Members of the NAB Radio Board Executive Committee are asking radio broadcasters to support them in their strategy regarding performance royalties.
NAB Radio Board Chair Caroline Beasley and colleagues Lew Dickey, Rick Cummings and Randy Gravley set out their reasoning in a letter posted on the NAB website.
“Ridiculous conspiracy theories have been proffered. Apocalyptic analogies have been suggested. The motives of NAB and its leadership have been questioned,” they wrote of reaction to the recent approval of a “term sheet” suggesting that radio could pay performance royalties if it wins certain other conditions.
The four radio executives warned that radio faces the risk of appearing obstructionist in the eyes of some congressional leaders.
“The Performance Rights Act, still vigorously opposed by NAB, awaits only a floor vote in each congressional chamber — action that could come as part of larger, unaffiliated legislation passed after this week’s midterm elections by a ‘lame duck’ Congress,” they wrote.
“That legislation, as Marci Ryvicker, a well-known and reputable financial analyst from Wachovia-Wells Fargo, has estimated, could cost radio between $2 billion-$7 billion annually.”
They backed the leadership of NAB President/CEO Gordon Smith, “a true gentleman” who is “sincerely committed to the issues of radio and has proven exceedingly skillful in dealing with difficult terrain that we are facing inside the Beltway. His hiring gave NAB renewed credibility and instant clout last year. And, to put it bluntly,” they continued, “his hiring may be the only reason the Performance Rights Act has not become law in the current session of Congress.”
As long as radio appears unwilling to discuss an issue of importance to key legislators, “radio’s Washington ‘wish list’ remains dead on arrival,” they wrote. “Any attempt to pass future legislation that would benefit radio will be immediately greeted with a performance fee amendment.” And they warned of possible “amplified collateral damage — in the form of legislative attempts to saddle radio with onerous regulatory hurdles, spectrum taxes, localism mandates, or diminished interference protections.”
The recent “legislative term sheet” put forth by NAB, they say, would help radio “craft a deal on our terms and in the best long-term interest of radio.” It could led to a strengthened foothold in mobile devices, lower streaming rates, the ability to simulcast commercials, more online revenue, removal of the Copyright Royalty Board from rate setting and recognition from Congress and the music industry “that the promotional value of radio is unparalleled in comparison to any other audio platform in existence.”

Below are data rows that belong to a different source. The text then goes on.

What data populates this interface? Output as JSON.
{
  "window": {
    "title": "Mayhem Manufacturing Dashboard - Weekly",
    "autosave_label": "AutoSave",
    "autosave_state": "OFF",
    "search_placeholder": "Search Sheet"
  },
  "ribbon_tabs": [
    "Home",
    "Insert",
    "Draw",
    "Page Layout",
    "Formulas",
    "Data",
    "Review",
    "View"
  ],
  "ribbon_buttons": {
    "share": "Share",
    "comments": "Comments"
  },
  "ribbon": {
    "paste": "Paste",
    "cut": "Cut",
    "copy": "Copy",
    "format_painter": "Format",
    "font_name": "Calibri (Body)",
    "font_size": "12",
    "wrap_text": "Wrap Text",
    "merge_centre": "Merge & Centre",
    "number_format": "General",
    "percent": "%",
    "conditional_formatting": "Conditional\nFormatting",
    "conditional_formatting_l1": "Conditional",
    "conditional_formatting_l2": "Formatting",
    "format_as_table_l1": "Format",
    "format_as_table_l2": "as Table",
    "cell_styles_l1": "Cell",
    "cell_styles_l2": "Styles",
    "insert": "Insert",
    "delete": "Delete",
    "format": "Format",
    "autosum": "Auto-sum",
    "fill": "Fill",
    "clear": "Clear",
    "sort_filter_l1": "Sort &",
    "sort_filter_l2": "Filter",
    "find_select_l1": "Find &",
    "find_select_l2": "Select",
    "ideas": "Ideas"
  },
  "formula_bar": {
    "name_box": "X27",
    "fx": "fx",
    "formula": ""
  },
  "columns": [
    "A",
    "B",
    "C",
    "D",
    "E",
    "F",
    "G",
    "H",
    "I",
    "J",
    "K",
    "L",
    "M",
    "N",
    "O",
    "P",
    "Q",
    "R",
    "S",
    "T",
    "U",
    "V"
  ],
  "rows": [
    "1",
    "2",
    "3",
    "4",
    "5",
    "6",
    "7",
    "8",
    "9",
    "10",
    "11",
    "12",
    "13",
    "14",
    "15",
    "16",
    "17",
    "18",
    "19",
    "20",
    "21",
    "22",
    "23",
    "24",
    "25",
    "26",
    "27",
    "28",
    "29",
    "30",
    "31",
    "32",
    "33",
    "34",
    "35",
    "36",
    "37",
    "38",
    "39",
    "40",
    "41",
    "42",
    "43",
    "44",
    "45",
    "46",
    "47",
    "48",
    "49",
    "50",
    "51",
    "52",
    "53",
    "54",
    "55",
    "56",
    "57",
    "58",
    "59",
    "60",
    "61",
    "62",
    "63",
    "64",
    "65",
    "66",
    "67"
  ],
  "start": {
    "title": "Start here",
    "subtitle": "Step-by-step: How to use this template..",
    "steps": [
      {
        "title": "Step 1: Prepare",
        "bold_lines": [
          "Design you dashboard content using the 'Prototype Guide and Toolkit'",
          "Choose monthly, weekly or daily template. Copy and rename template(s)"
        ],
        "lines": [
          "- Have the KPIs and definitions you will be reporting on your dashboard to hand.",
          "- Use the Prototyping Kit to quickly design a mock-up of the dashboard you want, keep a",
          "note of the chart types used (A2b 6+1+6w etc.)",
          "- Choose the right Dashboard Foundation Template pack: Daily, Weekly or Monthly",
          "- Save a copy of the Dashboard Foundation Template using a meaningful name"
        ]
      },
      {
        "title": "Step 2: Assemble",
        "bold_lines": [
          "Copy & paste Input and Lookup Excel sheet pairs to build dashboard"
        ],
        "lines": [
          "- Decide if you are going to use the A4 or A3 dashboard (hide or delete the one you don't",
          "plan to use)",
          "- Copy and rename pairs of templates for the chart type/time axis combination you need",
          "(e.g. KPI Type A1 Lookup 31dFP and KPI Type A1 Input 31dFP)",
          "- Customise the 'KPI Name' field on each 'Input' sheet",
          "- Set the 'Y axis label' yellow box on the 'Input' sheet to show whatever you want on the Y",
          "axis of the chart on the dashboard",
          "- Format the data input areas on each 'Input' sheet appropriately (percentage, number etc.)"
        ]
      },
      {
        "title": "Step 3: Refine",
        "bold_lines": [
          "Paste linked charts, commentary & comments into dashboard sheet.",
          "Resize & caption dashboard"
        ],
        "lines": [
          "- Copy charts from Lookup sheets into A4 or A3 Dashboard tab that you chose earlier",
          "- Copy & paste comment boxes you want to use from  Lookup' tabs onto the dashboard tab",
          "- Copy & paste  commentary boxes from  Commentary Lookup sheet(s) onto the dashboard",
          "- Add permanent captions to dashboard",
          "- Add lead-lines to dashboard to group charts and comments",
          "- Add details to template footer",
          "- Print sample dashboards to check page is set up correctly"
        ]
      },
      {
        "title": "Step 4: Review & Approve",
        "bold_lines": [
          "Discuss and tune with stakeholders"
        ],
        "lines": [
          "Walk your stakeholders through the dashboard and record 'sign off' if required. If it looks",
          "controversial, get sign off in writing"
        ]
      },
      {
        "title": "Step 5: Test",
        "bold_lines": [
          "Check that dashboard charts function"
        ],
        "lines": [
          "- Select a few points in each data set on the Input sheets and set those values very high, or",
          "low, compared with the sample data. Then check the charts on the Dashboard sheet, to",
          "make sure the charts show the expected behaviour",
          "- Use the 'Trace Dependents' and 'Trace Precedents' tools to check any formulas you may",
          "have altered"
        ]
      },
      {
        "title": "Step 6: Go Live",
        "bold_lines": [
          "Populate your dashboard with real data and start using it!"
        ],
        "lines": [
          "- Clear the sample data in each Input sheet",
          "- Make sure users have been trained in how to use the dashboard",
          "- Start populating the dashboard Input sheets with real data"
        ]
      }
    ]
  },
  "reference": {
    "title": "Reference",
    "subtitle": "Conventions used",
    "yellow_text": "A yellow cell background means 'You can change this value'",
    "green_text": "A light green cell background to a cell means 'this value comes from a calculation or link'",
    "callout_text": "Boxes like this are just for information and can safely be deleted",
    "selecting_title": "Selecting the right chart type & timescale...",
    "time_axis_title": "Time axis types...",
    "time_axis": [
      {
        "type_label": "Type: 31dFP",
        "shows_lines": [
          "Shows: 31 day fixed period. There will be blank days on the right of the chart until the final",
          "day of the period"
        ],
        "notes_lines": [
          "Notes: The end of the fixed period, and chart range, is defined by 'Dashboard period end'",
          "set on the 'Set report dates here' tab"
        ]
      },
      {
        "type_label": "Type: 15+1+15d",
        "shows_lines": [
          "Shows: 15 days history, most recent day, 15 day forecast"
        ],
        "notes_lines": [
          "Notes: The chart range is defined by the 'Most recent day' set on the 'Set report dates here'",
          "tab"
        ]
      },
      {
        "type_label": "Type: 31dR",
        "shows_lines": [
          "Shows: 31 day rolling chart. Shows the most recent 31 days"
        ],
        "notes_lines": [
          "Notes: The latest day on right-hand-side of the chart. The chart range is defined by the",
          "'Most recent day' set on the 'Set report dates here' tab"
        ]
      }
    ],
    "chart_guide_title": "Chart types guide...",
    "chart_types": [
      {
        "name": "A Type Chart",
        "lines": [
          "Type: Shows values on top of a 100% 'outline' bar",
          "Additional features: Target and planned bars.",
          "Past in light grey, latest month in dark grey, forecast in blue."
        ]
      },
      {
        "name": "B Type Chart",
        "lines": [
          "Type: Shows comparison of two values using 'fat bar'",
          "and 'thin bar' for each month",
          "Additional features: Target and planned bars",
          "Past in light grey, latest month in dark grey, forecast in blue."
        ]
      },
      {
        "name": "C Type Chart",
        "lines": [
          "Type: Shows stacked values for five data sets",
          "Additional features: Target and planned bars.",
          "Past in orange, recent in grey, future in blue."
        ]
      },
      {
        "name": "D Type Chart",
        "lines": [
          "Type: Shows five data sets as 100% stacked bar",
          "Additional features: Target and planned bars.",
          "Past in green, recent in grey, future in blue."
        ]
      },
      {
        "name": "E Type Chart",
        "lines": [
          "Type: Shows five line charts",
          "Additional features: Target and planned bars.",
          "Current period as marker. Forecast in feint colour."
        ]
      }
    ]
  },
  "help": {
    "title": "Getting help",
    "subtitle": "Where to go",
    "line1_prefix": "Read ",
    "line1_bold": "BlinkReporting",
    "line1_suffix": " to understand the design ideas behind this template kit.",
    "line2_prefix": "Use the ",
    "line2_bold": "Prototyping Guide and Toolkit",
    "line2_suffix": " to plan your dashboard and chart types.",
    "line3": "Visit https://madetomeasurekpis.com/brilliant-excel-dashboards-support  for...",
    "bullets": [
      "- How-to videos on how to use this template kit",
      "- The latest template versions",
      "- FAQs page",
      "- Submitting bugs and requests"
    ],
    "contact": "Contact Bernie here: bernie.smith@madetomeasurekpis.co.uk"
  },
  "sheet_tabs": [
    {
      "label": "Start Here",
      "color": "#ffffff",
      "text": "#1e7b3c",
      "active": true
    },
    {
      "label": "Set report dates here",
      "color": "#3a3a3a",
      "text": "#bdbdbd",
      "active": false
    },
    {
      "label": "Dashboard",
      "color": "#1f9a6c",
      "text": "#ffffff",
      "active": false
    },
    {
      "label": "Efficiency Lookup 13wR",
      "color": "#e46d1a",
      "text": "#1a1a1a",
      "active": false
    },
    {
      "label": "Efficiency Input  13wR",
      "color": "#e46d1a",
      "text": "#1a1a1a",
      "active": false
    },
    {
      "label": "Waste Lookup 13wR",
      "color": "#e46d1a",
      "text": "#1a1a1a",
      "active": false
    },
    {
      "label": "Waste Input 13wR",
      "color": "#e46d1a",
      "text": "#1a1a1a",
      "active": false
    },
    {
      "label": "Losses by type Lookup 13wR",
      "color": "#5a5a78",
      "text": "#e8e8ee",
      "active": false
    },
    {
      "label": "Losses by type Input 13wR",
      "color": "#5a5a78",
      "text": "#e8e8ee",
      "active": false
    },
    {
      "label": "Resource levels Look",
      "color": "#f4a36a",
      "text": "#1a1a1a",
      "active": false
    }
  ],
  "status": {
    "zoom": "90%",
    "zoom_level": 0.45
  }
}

“Those words, signed by the president and written into law, will be what radio points to should the music industry ever have the audacity to ask for more.”